“Federal and state law enforcement are committed to working together to make sure violent extremists never succeed with their plans, particularly when they target our duly elected leaders," said U.S. Attorney Andrew Birge Thursday.
While they’re affiliate with the Michigan Militia, the Wolverine Watchmen is its own group with its own goals.
For years, we’ve heard about the Michigan Militia and its ties to domestic terrorism and secret training drills in northern Michigan.
The Wolverine Watchmen formed very recently. According to the Attorney General’s Office, Joseph Morrison and Pete Musico were founding members of the group that Assistant AG Gregory Townsend described as “committed to violence.”
The group was formed by citizens angered about Whitmer’s orders during the pandemic. They like to recruit in person and don’t have a large presence online, which might be connected to Facebook, Discord and other social media platforms’ decision to remove accounts associated with the boogaloo movement earlier this year.
NBC News found that, “Several of the men charged (with conspiring to kidnap Whitmer) have histories of anti-government organizing, as well as interest in countering what they saw as an ‘uprising’ against President Donald Trump, according to their online profiles and comments.”
Federal officials also said the seven men tied to the Wolverine Watchmen militia group -- Paul Bellar, Shawn Fix, Eric Molitor, Michael Null, William Null, Pete Musico and Joseph Morrison -- support the “boogaloo” movement.

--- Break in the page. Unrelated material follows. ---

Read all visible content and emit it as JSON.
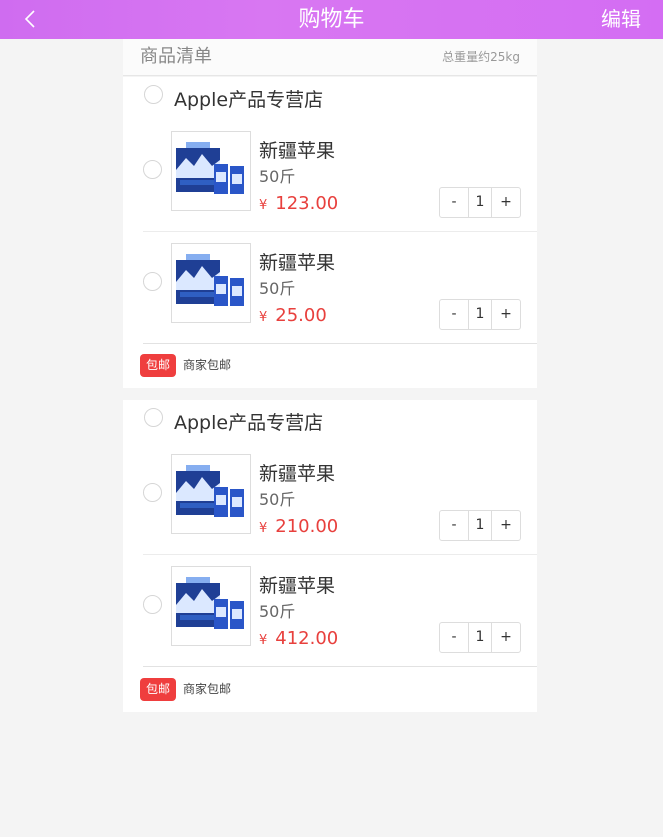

According to the U.S. Department of Justice, boogaloo is a term “used by extremists to signify a coming civil war and/or collapse of society.”
The Department of Homeland Security has called the boogaloo movement as being comprised of “simply violent extremists."
The boogaloo movement is a loosely organized far-right extremist movement with members advocating for a second Civil War. According to the Anti-Defamation League, the current boogaloo movement was first noticed by extremism researchers in 2019. The boogaloo title in use to a second American Civil War is a reference to the 1984 movie “Breakin' 2: Electric Boogaloo.”
According to NBC News, boogaloo extremists have used social media to share instructions for explosives and 3D-printed firearms, distribute illegal firearm modifications and strategize a potential uprising.